**Provided data**
==================================================

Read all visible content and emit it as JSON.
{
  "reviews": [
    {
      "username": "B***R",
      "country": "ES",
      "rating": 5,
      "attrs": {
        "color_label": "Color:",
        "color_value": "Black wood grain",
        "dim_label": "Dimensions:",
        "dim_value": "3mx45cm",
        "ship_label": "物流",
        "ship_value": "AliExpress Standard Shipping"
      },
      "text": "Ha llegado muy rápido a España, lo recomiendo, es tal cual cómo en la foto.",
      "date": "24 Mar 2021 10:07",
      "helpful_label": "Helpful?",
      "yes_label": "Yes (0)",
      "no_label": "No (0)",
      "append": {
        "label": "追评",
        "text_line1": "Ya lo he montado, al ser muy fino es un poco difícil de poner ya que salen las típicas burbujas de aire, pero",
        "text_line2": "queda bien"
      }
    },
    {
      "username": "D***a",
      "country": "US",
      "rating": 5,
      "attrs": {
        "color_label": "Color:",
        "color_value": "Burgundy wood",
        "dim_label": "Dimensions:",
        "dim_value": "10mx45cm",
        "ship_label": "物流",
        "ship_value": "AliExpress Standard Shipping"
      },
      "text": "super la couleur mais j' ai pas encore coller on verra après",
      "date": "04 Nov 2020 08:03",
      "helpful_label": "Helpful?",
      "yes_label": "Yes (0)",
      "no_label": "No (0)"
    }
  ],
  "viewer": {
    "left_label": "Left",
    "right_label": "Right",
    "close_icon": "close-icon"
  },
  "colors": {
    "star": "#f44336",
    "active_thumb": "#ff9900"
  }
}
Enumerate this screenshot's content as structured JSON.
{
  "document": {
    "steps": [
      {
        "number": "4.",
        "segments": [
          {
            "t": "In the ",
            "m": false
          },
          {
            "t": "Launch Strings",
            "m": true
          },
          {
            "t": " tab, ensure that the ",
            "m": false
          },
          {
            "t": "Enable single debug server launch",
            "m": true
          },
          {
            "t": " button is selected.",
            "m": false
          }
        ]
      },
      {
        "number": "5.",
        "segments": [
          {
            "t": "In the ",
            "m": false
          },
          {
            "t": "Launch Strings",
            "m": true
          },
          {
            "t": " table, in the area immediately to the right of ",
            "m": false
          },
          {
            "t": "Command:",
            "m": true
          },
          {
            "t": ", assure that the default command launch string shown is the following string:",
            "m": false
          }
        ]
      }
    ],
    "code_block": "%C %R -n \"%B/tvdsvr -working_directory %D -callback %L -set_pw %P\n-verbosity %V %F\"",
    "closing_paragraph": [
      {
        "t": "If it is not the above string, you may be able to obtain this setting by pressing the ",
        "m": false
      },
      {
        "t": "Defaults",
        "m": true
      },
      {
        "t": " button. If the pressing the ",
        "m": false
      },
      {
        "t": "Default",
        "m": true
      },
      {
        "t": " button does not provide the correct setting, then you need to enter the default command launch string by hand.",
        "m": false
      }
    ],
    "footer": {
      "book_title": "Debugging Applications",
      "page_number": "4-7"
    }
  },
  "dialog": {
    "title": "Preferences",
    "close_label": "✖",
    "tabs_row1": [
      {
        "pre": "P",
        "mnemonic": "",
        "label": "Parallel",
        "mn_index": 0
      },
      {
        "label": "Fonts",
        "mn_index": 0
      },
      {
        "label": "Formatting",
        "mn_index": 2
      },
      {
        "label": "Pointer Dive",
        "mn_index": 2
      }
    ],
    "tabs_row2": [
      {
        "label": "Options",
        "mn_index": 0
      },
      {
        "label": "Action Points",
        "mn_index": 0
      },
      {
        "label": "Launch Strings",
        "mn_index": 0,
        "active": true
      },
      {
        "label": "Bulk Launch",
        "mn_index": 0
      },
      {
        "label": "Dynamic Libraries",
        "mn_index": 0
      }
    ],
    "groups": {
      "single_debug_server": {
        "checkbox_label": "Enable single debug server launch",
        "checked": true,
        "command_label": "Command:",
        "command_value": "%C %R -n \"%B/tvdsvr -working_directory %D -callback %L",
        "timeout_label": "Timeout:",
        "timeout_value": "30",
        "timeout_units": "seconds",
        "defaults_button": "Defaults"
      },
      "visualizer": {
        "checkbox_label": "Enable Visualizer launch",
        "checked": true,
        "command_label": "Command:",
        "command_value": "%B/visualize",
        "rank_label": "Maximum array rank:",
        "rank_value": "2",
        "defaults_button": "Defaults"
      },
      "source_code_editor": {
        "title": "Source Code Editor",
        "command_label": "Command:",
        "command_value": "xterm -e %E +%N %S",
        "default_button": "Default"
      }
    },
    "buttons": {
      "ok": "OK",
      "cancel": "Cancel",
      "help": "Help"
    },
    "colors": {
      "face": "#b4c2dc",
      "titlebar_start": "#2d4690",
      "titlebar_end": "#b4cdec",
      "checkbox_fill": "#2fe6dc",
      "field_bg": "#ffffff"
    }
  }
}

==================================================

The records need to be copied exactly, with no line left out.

Read all visible content and emit it as JSON.
{
  "reviews": [
    {
      "username": "B***R",
      "country": "ES",
      "rating": 5,
      "attrs": {
        "color_label": "Color:",
        "color_value": "Black wood grain",
        "dim_label": "Dimensions:",
        "dim_value": "3mx45cm",
        "ship_label": "物流",
        "ship_value": "AliExpress Standard Shipping"
      },
      "text": "Ha llegado muy rápido a España, lo recomiendo, es tal cual cómo en la foto.",
      "date": "24 Mar 2021 10:07",
      "helpful_label": "Helpful?",
      "yes_label": "Yes (0)",
      "no_label": "No (0)",
      "append": {
        "label": "追评",
        "text_line1": "Ya lo he montado, al ser muy fino es un poco difícil de poner ya que salen las típicas burbujas de aire, pero",
        "text_line2": "queda bien"
      }
    },
    {
      "username": "D***a",
      "country": "US",
      "rating": 5,
      "attrs": {
        "color_label": "Color:",
        "color_value": "Burgundy wood",
        "dim_label": "Dimensions:",
        "dim_value": "10mx45cm",
        "ship_label": "物流",
        "ship_value": "AliExpress Standard Shipping"
      },
      "text": "super la couleur mais j' ai pas encore coller on verra après",
      "date": "04 Nov 2020 08:03",
      "helpful_label": "Helpful?",
      "yes_label": "Yes (0)",
      "no_label": "No (0)"
    }
  ],
  "viewer": {
    "left_label": "Left",
    "right_label": "Right",
    "close_icon": "close-icon"
  },
  "colors": {
    "star": "#f44336",
    "active_thumb": "#ff9900"
  }
}
Enumerate this screenshot's content as structured JSON.
{
  "document": {
    "steps": [
      {
        "number": "4.",
        "segments": [
          {
            "t": "In the ",
            "m": false
          },
          {
            "t": "Launch Strings",
            "m": true
          },
          {
            "t": " tab, ensure that the ",
            "m": false
          },
          {
            "t": "Enable single debug server launch",
            "m": true
          },
          {
            "t": " button is selected.",
            "m": false
          }
        ]
      },
      {
        "number": "5.",
        "segments": [
          {
            "t": "In the ",
            "m": false
          },
          {
            "t": "Launch Strings",
            "m": true
          },
          {
            "t": " table, in the area immediately to the right of ",
            "m": false
          },
          {
            "t": "Command:",
            "m": true
          },
          {
            "t": ", assure that the default command launch string shown is the following string:",
            "m": false
          }
        ]
      }
    ],
    "code_block": "%C %R -n \"%B/tvdsvr -working_directory %D -callback %L -set_pw %P\n-verbosity %V %F\"",
    "closing_paragraph": [
      {
        "t": "If it is not the above string, you may be able to obtain this setting by pressing the ",
        "m": false
      },
      {
        "t": "Defaults",
        "m": true
      },
      {
        "t": " button. If the pressing the ",
        "m": false
      },
      {
        "t": "Default",
        "m": true
      },
      {
        "t": " button does not provide the correct setting, then you need to enter the default command launch string by hand.",
        "m": false
      }
    ],
    "footer": {
      "book_title": "Debugging Applications",
      "page_number": "4-7"
    }
  },
  "dialog": {
    "title": "Preferences",
    "close_label": "✖",
    "tabs_row1": [
      {
        "pre": "P",
        "mnemonic": "",
        "label": "Parallel",
        "mn_index": 0
      },
      {
        "label": "Fonts",
        "mn_index": 0
      },
      {
        "label": "Formatting",
        "mn_index": 2
      },
      {
        "label": "Pointer Dive",
        "mn_index": 2
      }
    ],
    "tabs_row2": [
      {
        "label": "Options",
        "mn_index": 0
      },
      {
        "label": "Action Points",
        "mn_index": 0
      },
      {
        "label": "Launch Strings",
        "mn_index": 0,
        "active": true
      },
      {
        "label": "Bulk Launch",
        "mn_index": 0
      },
      {
        "label": "Dynamic Libraries",
        "mn_index": 0
      }
    ],
    "groups": {
      "single_debug_server": {
        "checkbox_label": "Enable single debug server launch",
        "checked": true,
        "command_label": "Command:",
        "command_value": "%C %R -n \"%B/tvdsvr -working_directory %D -callback %L",
        "timeout_label": "Timeout:",
        "timeout_value": "30",
        "timeout_units": "seconds",
        "defaults_button": "Defaults"
      },
      "visualizer": {
        "checkbox_label": "Enable Visualizer launch",
        "checked": true,
        "command_label": "Command:",
        "command_value": "%B/visualize",
        "rank_label": "Maximum array rank:",
        "rank_value": "2",
        "defaults_button": "Defaults"
      },
      "source_code_editor": {
        "title": "Source Code Editor",
        "command_label": "Command:",
        "command_value": "xterm -e %E +%N %S",
        "default_button": "Default"
      }
    },
    "buttons": {
      "ok": "OK",
      "cancel": "Cancel",
      "help": "Help"
    },
    "colors": {
      "face": "#b4c2dc",
      "titlebar_start": "#2d4690",
      "titlebar_end": "#b4cdec",
      "checkbox_fill": "#2fe6dc",
      "field_bg": "#ffffff"
    }
  }
}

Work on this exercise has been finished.